Except in the rarest of cases, the transition from college to the NBA will always have its fair share of rough patches. Even players typically touted as NBA-ready have to make adjustments to their game in order to find success at the next level. Right now, Buddy Hield is finding that out the hard way.
Hield, the sixth overall pick in the 2016 draft, was regarded as the most ready prospect. His age and shooting stroke figured to be two things that would give him an edge over his fellow rookies in the dawn of their careers. Whereas players such as Jaylen Brown, Brandon Ingram, and Dragan Bender were all fascinating because of their seemingly infinite potential, Hield represented a sure thing, if nothing else.
Maybe he won’t grow into a 20 points per game scorer or a perennial all-star, but he can be a knockdown shooter, which is a necessity for every team in today’s league.
But, 28 games into his pro career, Hield has not been able to find much consistency with his shot. He’s shooting 31.6% from distance and just 37.8% overall. While it’s way too early for concern, it is a bit unusual for a college sharpshooter to post percentages so low. In fact, if that efficiency rate is more a statement on Hield’s overall shooting ability than it is rookie struggles, it may not be farfetched to question if he ever becomes the knockdown shooter many predicted he would.
Shooting is one of the skills that often carries over from the college ranks, and when looking at how some of the best college shooters have performed in the NBA, even in their rookie years, it’s easy to see why there was a good deal of optimism around Hield’s ability to not bust in the big leagues.
To this point, Hield is only outdoing Kyle Lowry, and Lowry hardly shot the long ball in his first few seasons.
Looking deeper, Hield was actually below average in three-point shooting efficiency in three out of his four college seasons, when compared to those players. It was a slow rise to the top for Hield in the collegiate game. He cracked only 40% once from deep, and that was in his transcendent senior year. No other player had their percentages fluctuate as much as he did.
Perhaps it was through hard work and hours spent in the gym that helped Hield transformed into the best college marksman since Steph Curry, but there’s a chance it was also a flash in the pan. One remarkable stretch by a player who may only top out as a slightly above average shooter in the league. And for a Pelicans team that desperately needs a star to pair with Anthony Davis, above average is not going to cut it for a first round selection.
It might suffice, however, if Hield could augment his offensive game by becoming more proficient in other areas. As was the case in college, Hield hasn’t flashed much potential as a playmaker or ball handler.

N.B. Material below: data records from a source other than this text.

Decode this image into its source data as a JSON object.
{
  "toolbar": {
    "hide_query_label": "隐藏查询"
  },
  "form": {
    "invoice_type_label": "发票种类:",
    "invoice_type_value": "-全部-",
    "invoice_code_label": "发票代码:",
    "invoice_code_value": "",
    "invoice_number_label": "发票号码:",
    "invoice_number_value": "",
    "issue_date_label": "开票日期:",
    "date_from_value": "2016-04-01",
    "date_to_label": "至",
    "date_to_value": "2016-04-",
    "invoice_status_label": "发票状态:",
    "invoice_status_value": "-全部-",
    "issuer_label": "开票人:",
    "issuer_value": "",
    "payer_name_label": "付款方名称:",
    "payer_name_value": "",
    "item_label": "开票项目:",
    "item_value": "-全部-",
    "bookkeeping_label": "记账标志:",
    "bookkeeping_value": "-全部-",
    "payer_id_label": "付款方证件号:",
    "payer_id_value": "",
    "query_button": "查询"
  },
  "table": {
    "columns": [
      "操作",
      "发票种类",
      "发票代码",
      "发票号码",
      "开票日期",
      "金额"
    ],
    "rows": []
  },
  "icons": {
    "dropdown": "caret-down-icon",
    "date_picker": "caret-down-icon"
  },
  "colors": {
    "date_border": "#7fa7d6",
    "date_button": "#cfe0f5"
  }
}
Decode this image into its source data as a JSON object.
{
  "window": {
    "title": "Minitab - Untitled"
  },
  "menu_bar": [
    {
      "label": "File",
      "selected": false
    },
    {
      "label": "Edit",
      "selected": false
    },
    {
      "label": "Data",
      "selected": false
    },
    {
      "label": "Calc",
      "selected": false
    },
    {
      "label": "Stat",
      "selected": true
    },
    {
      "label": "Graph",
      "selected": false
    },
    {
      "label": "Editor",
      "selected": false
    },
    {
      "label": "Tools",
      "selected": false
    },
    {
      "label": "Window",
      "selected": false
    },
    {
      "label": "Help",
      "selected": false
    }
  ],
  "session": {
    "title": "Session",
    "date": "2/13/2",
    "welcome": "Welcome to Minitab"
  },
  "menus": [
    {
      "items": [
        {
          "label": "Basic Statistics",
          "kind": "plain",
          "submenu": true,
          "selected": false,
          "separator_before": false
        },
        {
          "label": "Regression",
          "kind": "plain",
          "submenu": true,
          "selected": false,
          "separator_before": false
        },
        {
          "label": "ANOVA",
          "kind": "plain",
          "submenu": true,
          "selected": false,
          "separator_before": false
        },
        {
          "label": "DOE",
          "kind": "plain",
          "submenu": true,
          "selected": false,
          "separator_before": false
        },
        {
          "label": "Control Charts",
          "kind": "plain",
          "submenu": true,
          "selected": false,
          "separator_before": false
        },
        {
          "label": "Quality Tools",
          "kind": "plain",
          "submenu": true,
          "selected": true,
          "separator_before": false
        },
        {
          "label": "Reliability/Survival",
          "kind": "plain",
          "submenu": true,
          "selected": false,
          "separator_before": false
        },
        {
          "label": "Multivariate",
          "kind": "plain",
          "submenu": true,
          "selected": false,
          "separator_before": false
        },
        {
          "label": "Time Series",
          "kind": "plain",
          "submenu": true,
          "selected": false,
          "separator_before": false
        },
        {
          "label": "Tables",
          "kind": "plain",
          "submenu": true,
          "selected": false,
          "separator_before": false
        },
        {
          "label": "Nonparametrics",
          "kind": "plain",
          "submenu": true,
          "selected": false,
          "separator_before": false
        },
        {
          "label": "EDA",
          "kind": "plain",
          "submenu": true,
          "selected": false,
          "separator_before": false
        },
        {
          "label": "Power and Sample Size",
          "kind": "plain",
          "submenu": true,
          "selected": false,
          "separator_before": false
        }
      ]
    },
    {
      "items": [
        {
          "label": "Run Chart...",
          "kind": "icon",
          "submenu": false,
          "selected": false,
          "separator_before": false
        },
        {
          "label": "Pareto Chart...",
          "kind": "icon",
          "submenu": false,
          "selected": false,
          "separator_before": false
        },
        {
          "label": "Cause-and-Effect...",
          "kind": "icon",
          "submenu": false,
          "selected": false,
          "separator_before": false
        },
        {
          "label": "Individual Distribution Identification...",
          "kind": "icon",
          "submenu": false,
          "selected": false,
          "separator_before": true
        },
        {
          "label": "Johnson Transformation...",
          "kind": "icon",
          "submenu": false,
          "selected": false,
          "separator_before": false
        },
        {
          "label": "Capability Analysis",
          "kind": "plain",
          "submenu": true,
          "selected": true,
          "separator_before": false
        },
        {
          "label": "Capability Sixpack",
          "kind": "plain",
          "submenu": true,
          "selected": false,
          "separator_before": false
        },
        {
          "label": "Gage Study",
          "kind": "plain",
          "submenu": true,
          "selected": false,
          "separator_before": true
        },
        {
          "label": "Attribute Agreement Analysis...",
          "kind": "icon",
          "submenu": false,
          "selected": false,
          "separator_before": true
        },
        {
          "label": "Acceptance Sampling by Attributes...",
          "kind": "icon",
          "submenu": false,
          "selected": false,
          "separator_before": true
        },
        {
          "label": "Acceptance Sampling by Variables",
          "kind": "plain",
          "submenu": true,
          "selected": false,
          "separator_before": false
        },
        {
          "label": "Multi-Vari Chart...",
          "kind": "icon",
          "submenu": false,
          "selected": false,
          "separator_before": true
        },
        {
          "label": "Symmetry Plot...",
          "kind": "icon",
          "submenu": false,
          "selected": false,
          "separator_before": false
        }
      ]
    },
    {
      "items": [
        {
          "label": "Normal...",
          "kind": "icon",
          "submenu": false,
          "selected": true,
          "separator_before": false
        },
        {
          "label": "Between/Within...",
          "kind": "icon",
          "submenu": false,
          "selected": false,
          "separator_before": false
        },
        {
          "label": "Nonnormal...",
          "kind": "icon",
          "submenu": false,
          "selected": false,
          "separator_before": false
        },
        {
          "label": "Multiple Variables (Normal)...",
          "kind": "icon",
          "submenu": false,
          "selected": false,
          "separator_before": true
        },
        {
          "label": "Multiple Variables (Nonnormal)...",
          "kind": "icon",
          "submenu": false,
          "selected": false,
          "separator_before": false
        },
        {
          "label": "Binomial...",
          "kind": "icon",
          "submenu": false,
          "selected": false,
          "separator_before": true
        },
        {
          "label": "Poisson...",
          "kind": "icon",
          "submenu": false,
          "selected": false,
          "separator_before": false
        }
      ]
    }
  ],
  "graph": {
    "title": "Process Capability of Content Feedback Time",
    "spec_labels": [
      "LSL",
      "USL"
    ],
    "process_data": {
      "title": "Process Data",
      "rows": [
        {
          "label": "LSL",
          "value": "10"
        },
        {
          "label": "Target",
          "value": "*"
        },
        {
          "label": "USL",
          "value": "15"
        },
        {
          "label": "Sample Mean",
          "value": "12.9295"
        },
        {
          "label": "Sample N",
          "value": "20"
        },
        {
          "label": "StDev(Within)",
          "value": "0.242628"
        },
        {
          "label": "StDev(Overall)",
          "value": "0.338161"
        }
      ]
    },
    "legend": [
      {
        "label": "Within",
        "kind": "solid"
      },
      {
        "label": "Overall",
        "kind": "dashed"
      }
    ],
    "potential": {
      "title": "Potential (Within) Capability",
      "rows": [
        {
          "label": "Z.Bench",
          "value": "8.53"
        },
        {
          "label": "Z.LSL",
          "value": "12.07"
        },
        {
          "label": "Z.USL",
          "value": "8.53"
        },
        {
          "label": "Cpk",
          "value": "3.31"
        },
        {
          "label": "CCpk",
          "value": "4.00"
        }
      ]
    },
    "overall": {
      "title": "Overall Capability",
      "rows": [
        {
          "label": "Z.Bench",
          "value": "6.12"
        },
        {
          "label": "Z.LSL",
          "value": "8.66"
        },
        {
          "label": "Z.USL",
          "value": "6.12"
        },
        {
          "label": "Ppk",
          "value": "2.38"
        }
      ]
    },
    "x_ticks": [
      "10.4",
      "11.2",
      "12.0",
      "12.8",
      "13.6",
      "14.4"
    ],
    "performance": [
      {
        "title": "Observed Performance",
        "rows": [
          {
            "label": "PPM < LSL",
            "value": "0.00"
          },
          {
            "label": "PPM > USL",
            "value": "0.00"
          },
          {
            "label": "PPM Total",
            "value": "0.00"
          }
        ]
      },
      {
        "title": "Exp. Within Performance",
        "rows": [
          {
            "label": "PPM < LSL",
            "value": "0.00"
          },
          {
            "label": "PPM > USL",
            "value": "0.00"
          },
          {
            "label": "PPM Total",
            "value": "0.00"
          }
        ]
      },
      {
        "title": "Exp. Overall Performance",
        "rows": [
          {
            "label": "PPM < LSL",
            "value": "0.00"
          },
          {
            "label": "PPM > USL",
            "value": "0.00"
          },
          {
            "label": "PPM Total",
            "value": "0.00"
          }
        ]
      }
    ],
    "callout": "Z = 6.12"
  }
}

Despite being 12th among rookies in minutes per game, he is 21st in assists, and 21st in assist to turnover ratio. Hield doesn’t have to be an elite passer in order to be a successful player, but it is another part of his game that will have to develop in order for him to compliment the Pelicans’ star big man.
Still, there are reasons to be optimistic, and no career is defined midway through a player’s rookie year. There’s a chance Hield becomes more efficient as the season carries on, and we’re already starting to see signs of that being exactly the case.
In fact, since moving into the starting lineup, Hield is shooting a scorching 46.2% from deep on nearly five attempts per game and is hitting half of his long-balls overall in the month of December. He’s also up to 36.8% on the season on catch and shoot 3’s. Slowly but surely, Hield is starting to display the shooting touch that made him so dangerous at Oklahoma last year.
And while he’ll likely never be the type of player who can break down defenders off the dribble, he has also looked good getting his own shot in the pick and roll. The shots haven’t been falling yet, but if continues to get looks like this he should eventually be able to knock them down:
It hasn’t been as smooth a transition as some thought it would be, but expecting Hield to come out on fire right out of the gate was unfair and unrealistic. Rookies need time to find their rhythm and he is no different. Every game he’s getting more comfortable, and the more time he spends alongside players like Davis and Jrue Holiday, the more productive he’ll be. If he can keep up his hot shooting, he’ll fill a need for the Pelicans this season. As for the future, Buddy has always been a late bloomer. But the future of the franchise may very well depend on his accelerated development.